[[ Task inputs open ]]
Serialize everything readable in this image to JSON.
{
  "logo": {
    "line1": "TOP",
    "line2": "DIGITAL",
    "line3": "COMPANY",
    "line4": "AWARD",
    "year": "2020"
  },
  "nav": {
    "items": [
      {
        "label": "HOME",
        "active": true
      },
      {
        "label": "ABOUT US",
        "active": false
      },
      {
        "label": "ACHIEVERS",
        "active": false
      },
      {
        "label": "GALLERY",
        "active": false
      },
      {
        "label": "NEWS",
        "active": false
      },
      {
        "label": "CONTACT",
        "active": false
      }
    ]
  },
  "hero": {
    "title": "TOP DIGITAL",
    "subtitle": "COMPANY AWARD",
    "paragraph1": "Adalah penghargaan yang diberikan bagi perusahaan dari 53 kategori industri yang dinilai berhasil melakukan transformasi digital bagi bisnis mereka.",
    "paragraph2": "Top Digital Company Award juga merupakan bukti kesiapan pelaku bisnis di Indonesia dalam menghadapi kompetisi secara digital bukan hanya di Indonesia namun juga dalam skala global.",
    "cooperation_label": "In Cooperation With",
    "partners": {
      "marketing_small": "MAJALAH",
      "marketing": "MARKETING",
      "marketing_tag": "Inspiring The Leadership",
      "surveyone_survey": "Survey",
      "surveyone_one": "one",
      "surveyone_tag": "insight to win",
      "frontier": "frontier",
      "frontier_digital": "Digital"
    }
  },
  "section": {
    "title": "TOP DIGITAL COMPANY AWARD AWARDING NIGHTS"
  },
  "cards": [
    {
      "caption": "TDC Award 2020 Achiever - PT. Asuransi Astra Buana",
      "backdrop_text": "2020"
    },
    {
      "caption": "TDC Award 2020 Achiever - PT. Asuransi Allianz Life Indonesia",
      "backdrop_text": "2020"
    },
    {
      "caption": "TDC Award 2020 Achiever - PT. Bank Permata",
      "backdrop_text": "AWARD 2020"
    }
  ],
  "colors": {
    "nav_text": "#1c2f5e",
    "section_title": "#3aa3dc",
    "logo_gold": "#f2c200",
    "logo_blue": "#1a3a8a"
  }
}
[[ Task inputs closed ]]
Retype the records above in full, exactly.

» **Expected answer**
Serialize everything readable in this image to JSON.
{
  "logo": {
    "line1": "TOP",
    "line2": "DIGITAL",
    "line3": "COMPANY",
    "line4": "AWARD",
    "year": "2020"
  },
  "nav": {
    "items": [
      {
        "label": "HOME",
        "active": true
      },
      {
        "label": "ABOUT US",
        "active": false
      },
      {
        "label": "ACHIEVERS",
        "active": false
      },
      {
        "label": "GALLERY",
        "active": false
      },
      {
        "label": "NEWS",
        "active": false
      },
      {
        "label": "CONTACT",
        "active": false
      }
    ]
  },
  "hero": {
    "title": "TOP DIGITAL",
    "subtitle": "COMPANY AWARD",
    "paragraph1": "Adalah penghargaan yang diberikan bagi perusahaan dari 53 kategori industri yang dinilai berhasil melakukan transformasi digital bagi bisnis mereka.",
    "paragraph2": "Top Digital Company Award juga merupakan bukti kesiapan pelaku bisnis di Indonesia dalam menghadapi kompetisi secara digital bukan hanya di Indonesia namun juga dalam skala global.",
    "cooperation_label": "In Cooperation With",
    "partners": {
      "marketing_small": "MAJALAH",
      "marketing": "MARKETING",
      "marketing_tag": "Inspiring The Leadership",
      "surveyone_survey": "Survey",
      "surveyone_one": "one",
      "surveyone_tag": "insight to win",
      "frontier": "frontier",
      "frontier_digital": "Digital"
    }
  },
  "section": {
    "title": "TOP DIGITAL COMPANY AWARD AWARDING NIGHTS"
  },
  "cards": [
    {
      "caption": "TDC Award 2020 Achiever - PT. Asuransi Astra Buana",
      "backdrop_text": "2020"
    },
    {
      "caption": "TDC Award 2020 Achiever - PT. Asuransi Allianz Life Indonesia",
      "backdrop_text": "2020"
    },
    {
      "caption": "TDC Award 2020 Achiever - PT. Bank Permata",
      "backdrop_text": "AWARD 2020"
    }
  ],
  "colors": {
    "nav_text": "#1c2f5e",
    "section_title": "#3aa3dc",
    "logo_gold": "#f2c200",
    "logo_blue": "#1a3a8a"
  }
}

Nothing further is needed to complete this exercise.